General Etiquette:* Don’t try to avoid common idioms like “see,” “walk” or “hear.” Being overly conscious of a person’s disability can cause discomfort and awkwardness for both of you.* Call the person by his/her first name only when doing so for all those present.* When introduced, offer to shake hands. People with limited hand use or artificial limbs can usually shake hands.* Don’t assume that a person with one disability also has others. * Use a normal tone of voice. If he/she cannot hear or understand you, he/she will let you know.* Ask if the person wants assistance before you help.

People who have hidden disabilities:* Hidden disabilities include learning disabilities, Attention-deficit/Hyperactive Disorder, psychological or psychiatric disabilities, or medical conditions.* It is important not to infer judgments on the person or to expect a particular behavior.

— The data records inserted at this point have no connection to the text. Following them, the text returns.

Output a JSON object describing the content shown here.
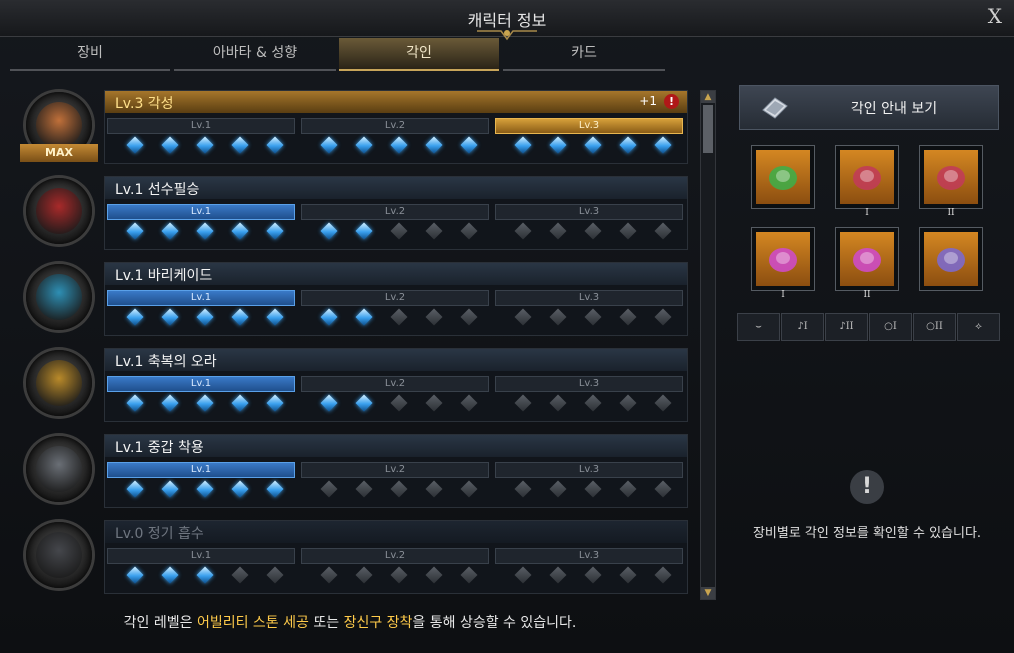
{
  "window": {
    "title": "캐릭터 정보",
    "close_label": "X"
  },
  "tabs": [
    {
      "label": "장비",
      "active": false
    },
    {
      "label": "아바타 & 성향",
      "active": false
    },
    {
      "label": "각인",
      "active": true
    },
    {
      "label": "카드",
      "active": false
    }
  ],
  "level_labels": [
    "Lv.1",
    "Lv.2",
    "Lv.3"
  ],
  "engravings": [
    {
      "name": "Lv.3 각성",
      "level": 3,
      "max": true,
      "badge": "MAX",
      "bonus": "+1",
      "alert": "!",
      "gems": [
        5,
        5,
        5
      ],
      "color": "#c0703a"
    },
    {
      "name": "Lv.1 선수필승",
      "level": 1,
      "gems": [
        5,
        2,
        0
      ],
      "color": "#a82a2a"
    },
    {
      "name": "Lv.1 바리케이드",
      "level": 1,
      "gems": [
        5,
        2,
        0
      ],
      "color": "#2e8fb4"
    },
    {
      "name": "Lv.1 축복의 오라",
      "level": 1,
      "gems": [
        5,
        2,
        0
      ],
      "color": "#b98a2a"
    },
    {
      "name": "Lv.1 중갑 착용",
      "level": 1,
      "gems": [
        5,
        0,
        0
      ],
      "color": "#6a6f76"
    },
    {
      "name": "Lv.0 정기 흡수",
      "level": 0,
      "gems": [
        3,
        0,
        0
      ],
      "color": "#45474c"
    }
  ],
  "footer": {
    "prefix": "각인 레벨은 ",
    "hl1": "어빌리티 스톤 세공",
    "mid": " 또는 ",
    "hl2": "장신구 장착",
    "suffix": "을 통해 상승할 수 있습니다."
  },
  "guide_button": "각인 안내 보기",
  "equipment_slots": [
    {
      "icon": "necklace-icon",
      "numeral": ""
    },
    {
      "icon": "earring-icon",
      "numeral": "I"
    },
    {
      "icon": "earring-icon",
      "numeral": "II"
    },
    {
      "icon": "ring-icon",
      "numeral": "I"
    },
    {
      "icon": "ring-icon",
      "numeral": "II"
    },
    {
      "icon": "ability-stone-icon",
      "numeral": ""
    }
  ],
  "filter_buttons": [
    {
      "icon": "necklace-filter-icon",
      "numeral": ""
    },
    {
      "icon": "earring-filter-icon",
      "numeral": "I"
    },
    {
      "icon": "earring-filter-icon",
      "numeral": "II"
    },
    {
      "icon": "ring-filter-icon",
      "numeral": "I"
    },
    {
      "icon": "ring-filter-icon",
      "numeral": "II"
    },
    {
      "icon": "stone-filter-icon",
      "numeral": ""
    }
  ],
  "info_message": "장비별로 각인 정보를 확인할 수 있습니다."
}
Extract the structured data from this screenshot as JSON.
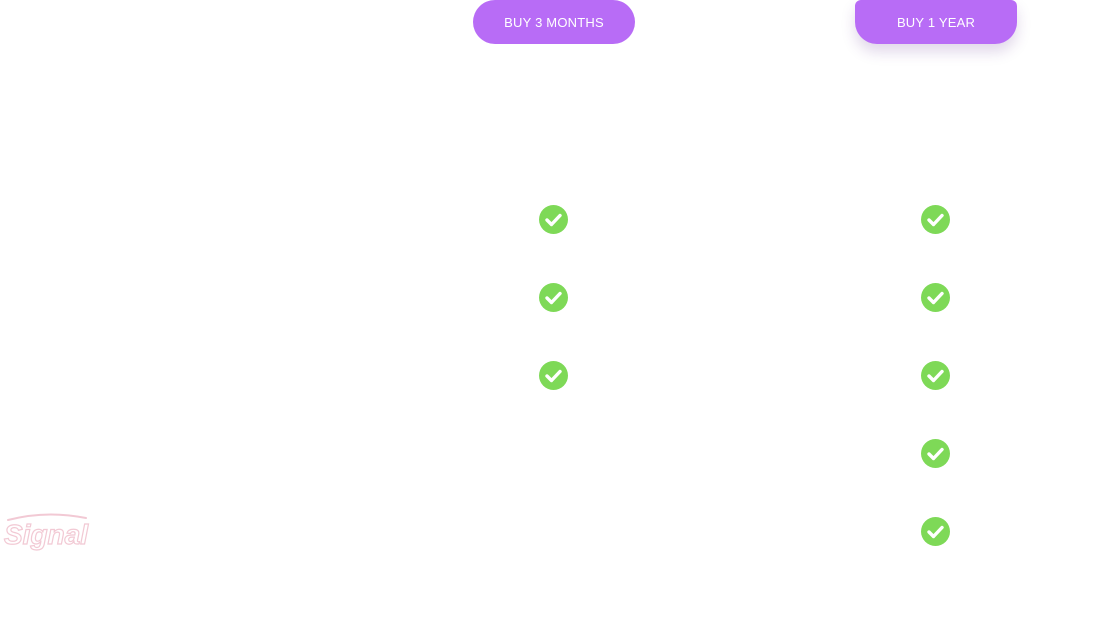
{
  "plans": {
    "three_months": {
      "button_label": "BUY 3 MONTHS",
      "included_features": 3
    },
    "one_year": {
      "button_label": "BUY 1 YEAR",
      "included_features": 5
    }
  },
  "icons": {
    "feature_check": "check-circle-icon"
  },
  "colors": {
    "button_background": "#b86cf6",
    "button_text": "#ffffff",
    "check_fill": "#7ed957",
    "check_mark": "#ffffff",
    "logo_tint": "#f2c9d4"
  },
  "logo": {
    "text": "Signal"
  }
}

People with Speech Difficulties:* Listen attentively.* Ask short questions that require a short answer or a head nod.* Don’t pretend to understand when you don’t. Repeat what you don’t understand.* Rather than speak for the person, allow extra time for him/her to respond and give help only when needed.* Speak normally and clearly. Don’t overemphasize or distort your lip movement.

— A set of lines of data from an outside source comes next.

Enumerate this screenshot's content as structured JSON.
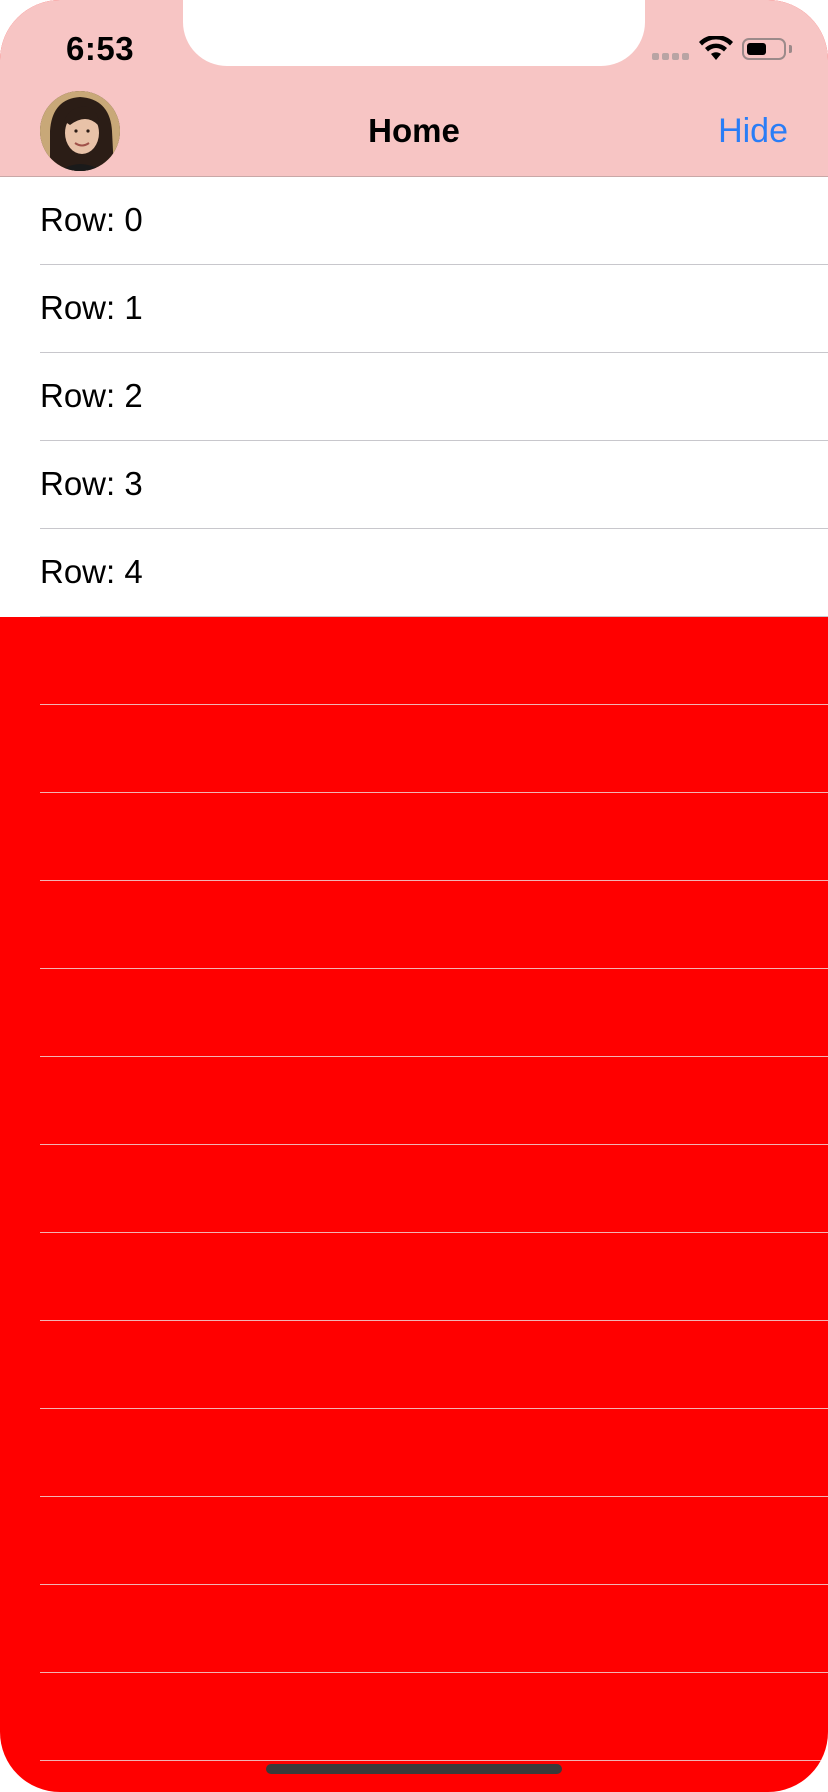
{
  "status_bar": {
    "time": "6:53",
    "battery_level": 0.55
  },
  "nav_bar": {
    "title": "Home",
    "right_button": "Hide",
    "avatar_icon": "avatar-photo"
  },
  "table": {
    "rows": [
      "Row: 0",
      "Row: 1",
      "Row: 2",
      "Row: 3",
      "Row: 4"
    ],
    "empty_row_count": 13
  },
  "colors": {
    "nav_background": "#f7c5c4",
    "table_background": "#ff0000",
    "accent": "#2a7df6"
  }
}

People who use wheelchairs:* Ask if he/she would like assistance before helping.* Don’t lean on a person’s wheelchair. It is part of his/her personal space.* Kneel or sit to match his/her eye level if the conversation lasts more than a few minutes.

People who are blind or have low vision:* Offer your arm at or above the elbow so you guide rather than propel.* Always identify yourself and others who may be with you.* Use his/her name when starting a conversation. Let him/her know when you need to leave.* When offering a seat, place his/her hand on the back or arm of the seat.

People who are deaf or have low hearing:* When communicating, stand directly in front of him/her, face a light source and maintain eye contact.* A hand wave or a gentle shoulder tap are good ways to establish visual contact.* Don’t shout or cover your mouth.* He/she may try to read your lips. Don’t assume everyone can do so. If asked, write your message down legibly.* Speak directly to the person. Don’t speak to the interpreter.* Learn American Sign Language.Information provided by Stephanie Piani and Christine Anderson